Spotlight on the Dynamical Systems CommunityMarch 1, 2005
Hinke Osinga and Bernd Krauskopf with their crocheted Lorenz manifold. Since its first public appearance---in a minisymposium at the sixth SIAM Conference on Applications of Dynamical Systems---the manifold, and its creators, have come in for widespread attention from the media.
In Santiago, Chile, for the sixth Americas Conference on Differential Equations and Nonlinear Analysis (January 10-21), SIAM president Martin Golubitsky took time out for an interview with Hinke Osinga, section editor-in-chief of DSWeb Magazine. When the widely ranging conversation inevitably turned to SIAM Journal on Applied Dynamical Systems---of which Golubitsky is the founding editor-in-chief---he recalled the journal's startup, and the decision to make it electronic only. "It just had to be an electronic journal," he said; "how else can you have free color and animations!"
The emphasis on visualization could hardly have had a more receptive listener: Osinga has been known since May 2003, in unexpectedly wide circles, for the unusual and strikingly beautiful illustration she brought to her talk at the sixth SIAM Conference on Applications of Dynamical Systems.
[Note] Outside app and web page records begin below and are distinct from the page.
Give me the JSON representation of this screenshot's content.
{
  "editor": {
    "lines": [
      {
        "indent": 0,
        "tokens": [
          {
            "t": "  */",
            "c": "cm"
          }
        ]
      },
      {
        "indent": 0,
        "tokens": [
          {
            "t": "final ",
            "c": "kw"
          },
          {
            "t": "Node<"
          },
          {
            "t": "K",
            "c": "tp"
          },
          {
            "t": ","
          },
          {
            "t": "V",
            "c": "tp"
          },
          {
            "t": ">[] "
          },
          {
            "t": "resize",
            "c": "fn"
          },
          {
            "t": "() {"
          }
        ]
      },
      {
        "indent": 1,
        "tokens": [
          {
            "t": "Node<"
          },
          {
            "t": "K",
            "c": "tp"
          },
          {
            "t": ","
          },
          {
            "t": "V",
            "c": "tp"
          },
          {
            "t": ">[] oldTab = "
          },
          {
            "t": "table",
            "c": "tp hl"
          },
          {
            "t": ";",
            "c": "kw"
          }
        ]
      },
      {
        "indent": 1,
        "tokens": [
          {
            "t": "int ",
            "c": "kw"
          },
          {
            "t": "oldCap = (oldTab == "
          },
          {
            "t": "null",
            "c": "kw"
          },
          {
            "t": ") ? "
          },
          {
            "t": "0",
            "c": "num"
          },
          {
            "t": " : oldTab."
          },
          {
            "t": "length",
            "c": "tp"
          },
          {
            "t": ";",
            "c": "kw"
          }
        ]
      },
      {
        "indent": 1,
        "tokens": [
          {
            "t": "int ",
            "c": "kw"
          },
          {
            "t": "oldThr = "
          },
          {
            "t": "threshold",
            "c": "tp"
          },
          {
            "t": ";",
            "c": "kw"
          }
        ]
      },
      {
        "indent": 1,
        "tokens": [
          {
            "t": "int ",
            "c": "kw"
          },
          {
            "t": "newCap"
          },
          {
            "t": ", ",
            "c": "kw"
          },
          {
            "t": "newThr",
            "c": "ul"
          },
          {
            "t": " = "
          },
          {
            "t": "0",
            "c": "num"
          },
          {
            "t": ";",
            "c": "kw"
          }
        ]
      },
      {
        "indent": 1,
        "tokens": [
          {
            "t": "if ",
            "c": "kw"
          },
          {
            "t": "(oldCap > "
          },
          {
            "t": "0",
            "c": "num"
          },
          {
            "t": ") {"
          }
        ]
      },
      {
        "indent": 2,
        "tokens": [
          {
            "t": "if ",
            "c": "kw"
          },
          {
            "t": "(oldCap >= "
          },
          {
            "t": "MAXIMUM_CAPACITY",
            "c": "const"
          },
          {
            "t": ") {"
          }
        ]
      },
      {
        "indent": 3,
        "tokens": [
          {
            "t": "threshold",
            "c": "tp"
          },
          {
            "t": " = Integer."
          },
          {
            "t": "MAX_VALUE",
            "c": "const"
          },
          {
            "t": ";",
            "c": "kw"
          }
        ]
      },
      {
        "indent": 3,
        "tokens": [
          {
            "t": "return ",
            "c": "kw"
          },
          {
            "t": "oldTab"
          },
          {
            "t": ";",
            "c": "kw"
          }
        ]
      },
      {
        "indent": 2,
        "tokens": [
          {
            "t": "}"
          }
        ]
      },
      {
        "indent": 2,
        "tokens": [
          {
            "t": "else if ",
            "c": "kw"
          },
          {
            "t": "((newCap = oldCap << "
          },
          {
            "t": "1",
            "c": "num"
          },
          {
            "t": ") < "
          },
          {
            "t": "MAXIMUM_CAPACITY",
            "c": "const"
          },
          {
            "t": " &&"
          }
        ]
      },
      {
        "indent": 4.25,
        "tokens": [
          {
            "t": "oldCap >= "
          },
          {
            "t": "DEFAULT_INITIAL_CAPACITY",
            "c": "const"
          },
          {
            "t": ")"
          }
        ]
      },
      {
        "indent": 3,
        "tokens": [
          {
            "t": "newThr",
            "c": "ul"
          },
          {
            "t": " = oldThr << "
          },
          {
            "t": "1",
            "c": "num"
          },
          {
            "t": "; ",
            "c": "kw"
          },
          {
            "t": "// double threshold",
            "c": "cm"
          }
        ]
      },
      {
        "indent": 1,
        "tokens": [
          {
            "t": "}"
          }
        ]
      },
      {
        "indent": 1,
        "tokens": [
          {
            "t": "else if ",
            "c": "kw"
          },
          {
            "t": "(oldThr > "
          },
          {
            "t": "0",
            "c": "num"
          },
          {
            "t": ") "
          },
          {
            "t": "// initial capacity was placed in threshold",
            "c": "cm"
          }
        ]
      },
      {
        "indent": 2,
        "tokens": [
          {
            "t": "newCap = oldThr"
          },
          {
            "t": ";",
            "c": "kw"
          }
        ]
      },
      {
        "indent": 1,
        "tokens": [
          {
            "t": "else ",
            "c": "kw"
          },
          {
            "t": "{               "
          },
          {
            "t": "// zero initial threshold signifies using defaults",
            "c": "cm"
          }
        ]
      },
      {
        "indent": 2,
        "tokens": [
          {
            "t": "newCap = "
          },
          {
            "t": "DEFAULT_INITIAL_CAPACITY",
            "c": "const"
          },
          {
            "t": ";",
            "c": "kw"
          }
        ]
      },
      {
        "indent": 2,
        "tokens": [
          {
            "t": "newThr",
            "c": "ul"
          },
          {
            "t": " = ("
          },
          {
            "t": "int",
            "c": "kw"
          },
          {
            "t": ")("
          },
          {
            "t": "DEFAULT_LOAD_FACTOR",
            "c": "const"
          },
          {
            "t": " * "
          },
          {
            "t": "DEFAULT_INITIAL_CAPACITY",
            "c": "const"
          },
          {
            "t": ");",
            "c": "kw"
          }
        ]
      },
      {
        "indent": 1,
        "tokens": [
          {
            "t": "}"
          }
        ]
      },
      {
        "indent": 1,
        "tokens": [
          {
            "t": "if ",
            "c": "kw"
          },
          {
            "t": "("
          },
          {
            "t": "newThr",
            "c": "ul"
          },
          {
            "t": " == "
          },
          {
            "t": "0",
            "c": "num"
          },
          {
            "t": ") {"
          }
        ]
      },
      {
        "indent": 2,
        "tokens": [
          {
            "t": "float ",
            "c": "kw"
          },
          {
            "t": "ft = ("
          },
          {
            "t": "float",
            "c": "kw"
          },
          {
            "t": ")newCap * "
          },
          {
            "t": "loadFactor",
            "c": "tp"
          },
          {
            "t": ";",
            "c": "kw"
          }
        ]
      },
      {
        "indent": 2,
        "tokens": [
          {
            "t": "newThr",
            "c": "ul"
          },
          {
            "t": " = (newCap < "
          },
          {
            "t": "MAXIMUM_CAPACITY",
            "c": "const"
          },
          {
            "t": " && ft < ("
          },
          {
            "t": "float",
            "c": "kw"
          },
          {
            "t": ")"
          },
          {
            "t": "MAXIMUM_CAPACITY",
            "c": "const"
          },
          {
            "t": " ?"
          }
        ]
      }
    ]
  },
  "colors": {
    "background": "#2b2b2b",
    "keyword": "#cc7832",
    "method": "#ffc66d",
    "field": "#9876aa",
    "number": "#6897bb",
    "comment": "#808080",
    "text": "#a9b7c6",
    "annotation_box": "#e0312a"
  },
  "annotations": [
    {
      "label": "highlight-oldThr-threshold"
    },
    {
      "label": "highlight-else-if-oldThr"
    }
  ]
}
In the mini-
symposium talk, "Manifolds in the Lorenz System," she presented her work with Bernd Krauskopf on computing invariant manifolds. The now-famous illustration was a crocheted version of the Lorenz manifold produced by the algorithm described in the talk.
"Famous" is not an exaggeration: As word about the crocheted manifold got out, helped along by a cover article in The Mathematical Intelligencer (Fall 2004), the mainstream media showed remarkable enthusiasm for the story. Osinga (a crocheter from the age of 7) and Krauskopf, both of the University of Bristol, were featured with their crocheted creation in several newspapers; they were also in-terviewed on radio, and even appeared on UK and Russian national television news. The highlight was their appearance on Channel 4 News, December 17, 2004, in a live interview of almost four minutes with presenter Jon Snow. ("So," he quipped, "where's the butterfly?")
In their article, Osinga and Krauskopf published the crochet and mounting instructions that would allow anyone adept enough with a crochet hook and persistent enough to complete the 25,511 stitches to duplicate their feat.
Curious about the mathematics involved, and the extent of the connection between the mathematics and the crocheted piece, SIAM News got in touch with Osinga and soon received generous replies to a set of questions (see From Computed to Crocheted Mesh).
Meanwhile, Osinga was actively working on other projects for the dynamical systems community, including the article about Golubitsky. Posted to DSWeb Magazine (January 2005), the article is reproduced almost in its entirety in this issue of SIAM News. Osinga is also the editor-in-chief of DSWeb, the portal of the SIAM Activity Group on Dynamical Systems and the home of the Magazine; readers are encouraged to take a look: http://www.dynamicalsystems.org/.
A final note: As SIAM president, in addition to the activities he mentioned to Osinga, Golubitsky intends to communicate with the SIAM membership via an occasional column in SIAM News. In fact, he had planned to begin with this issue. A phone call to remind him of the deadline found him hard at work with his long-time collaborator Ian Stewart, in town (Houston) to attend "Coupled 60," a conference on the dynamics, classification, and applications of coupled systems held as part of the University of Houston dynamics group's Focused Research Grant from the National Science Foundation.
The name "Coupled 60," Golubitsky explained, "arose when we looked over the list of conference participants and realized that five of us would be turning 60 this year." In addition to Golubitsky and Stewart, the group includes John Guckenheimer (SIAM president in 1997- 98), Philip Holmes, and Michael Field. Over the years, the five have had substantial interaction in the course of separate, but intertwined research careers. All, Golubitsky said, began in catastrophe theory (singularity theory), and coupled systems that have structure are a current theme for all.